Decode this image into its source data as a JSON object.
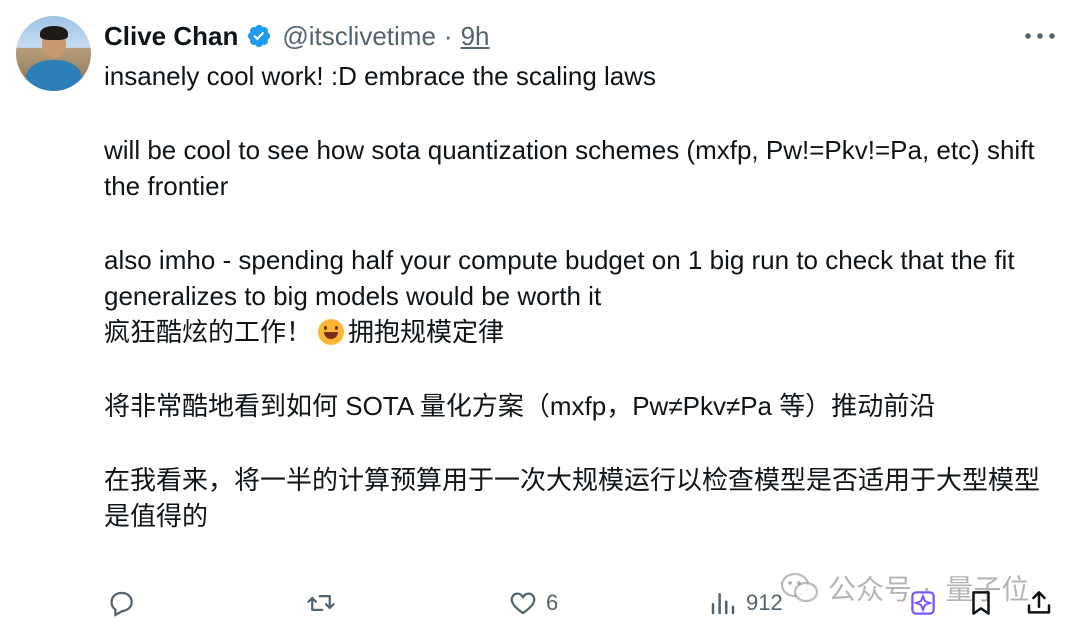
{
  "tweet": {
    "author_name": "Clive Chan",
    "handle": "@itsclivetime",
    "separator": "·",
    "time": "9h",
    "paragraphs_en": [
      "insanely cool work! :D embrace the scaling laws",
      "will be cool to see how sota quantization schemes (mxfp, Pw!=Pkv!=Pa, etc) shift the frontier",
      "also imho - spending half your compute budget on 1 big run to check that the fit generalizes to big models would be worth it"
    ],
    "zh_line1_before_emoji": "疯狂酷炫的工作！",
    "zh_line1_after_emoji": "拥抱规模定律",
    "zh_line2": "将非常酷地看到如何 SOTA 量化方案（mxfp，Pw≠Pkv≠Pa 等）推动前沿",
    "zh_line3": "在我看来，将一半的计算预算用于一次大规模运行以检查模型是否适用于大型模型是值得的"
  },
  "actions": {
    "likes": "6",
    "views": "912"
  },
  "icons": {
    "verified": "verified-badge-icon",
    "more": "more-options-icon",
    "reply": "reply-icon",
    "retweet": "retweet-icon",
    "like": "heart-icon",
    "views": "views-chart-icon",
    "grok": "grok-icon",
    "bookmark": "bookmark-icon",
    "share": "share-icon",
    "emoji": "grinning-face-emoji"
  },
  "watermark": {
    "left": "公众号",
    "right": "量子位"
  },
  "colors": {
    "text": "#0f1419",
    "muted": "#536471",
    "verified": "#1d9bf0"
  }
}
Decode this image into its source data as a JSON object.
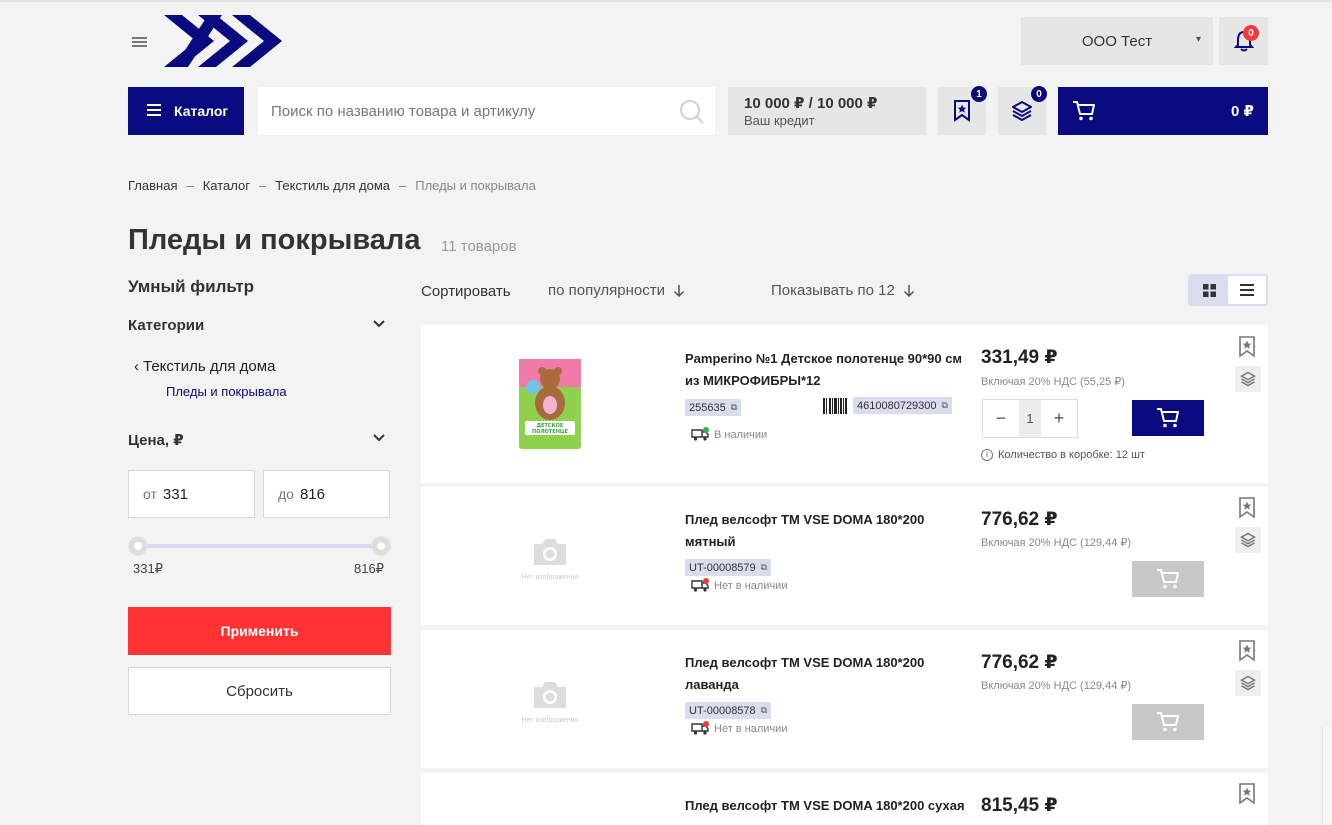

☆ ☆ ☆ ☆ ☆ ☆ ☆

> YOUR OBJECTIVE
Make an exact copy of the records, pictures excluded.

> WRITTEN RESPONSE
Decode this image into its source data as a JSON object.
{
  "tweet": {
    "author_name": "Clive Chan",
    "handle": "@itsclivetime",
    "separator": "·",
    "time": "9h",
    "paragraphs_en": [
      "insanely cool work! :D embrace the scaling laws",
      "will be cool to see how sota quantization schemes (mxfp, Pw!=Pkv!=Pa, etc) shift the frontier",
      "also imho - spending half your compute budget on 1 big run to check that the fit generalizes to big models would be worth it"
    ],
    "zh_line1_before_emoji": "疯狂酷炫的工作！",
    "zh_line1_after_emoji": "拥抱规模定律",
    "zh_line2": "将非常酷地看到如何 SOTA 量化方案（mxfp，Pw≠Pkv≠Pa 等）推动前沿",
    "zh_line3": "在我看来，将一半的计算预算用于一次大规模运行以检查模型是否适用于大型模型是值得的"
  },
  "actions": {
    "likes": "6",
    "views": "912"
  },
  "icons": {
    "verified": "verified-badge-icon",
    "more": "more-options-icon",
    "reply": "reply-icon",
    "retweet": "retweet-icon",
    "like": "heart-icon",
    "views": "views-chart-icon",
    "grok": "grok-icon",
    "bookmark": "bookmark-icon",
    "share": "share-icon",
    "emoji": "grinning-face-emoji"
  },
  "watermark": {
    "left": "公众号",
    "right": "量子位"
  },
  "colors": {
    "text": "#0f1419",
    "muted": "#536471",
    "verified": "#1d9bf0"
  }
}
Decode this image into its source data as a JSON object.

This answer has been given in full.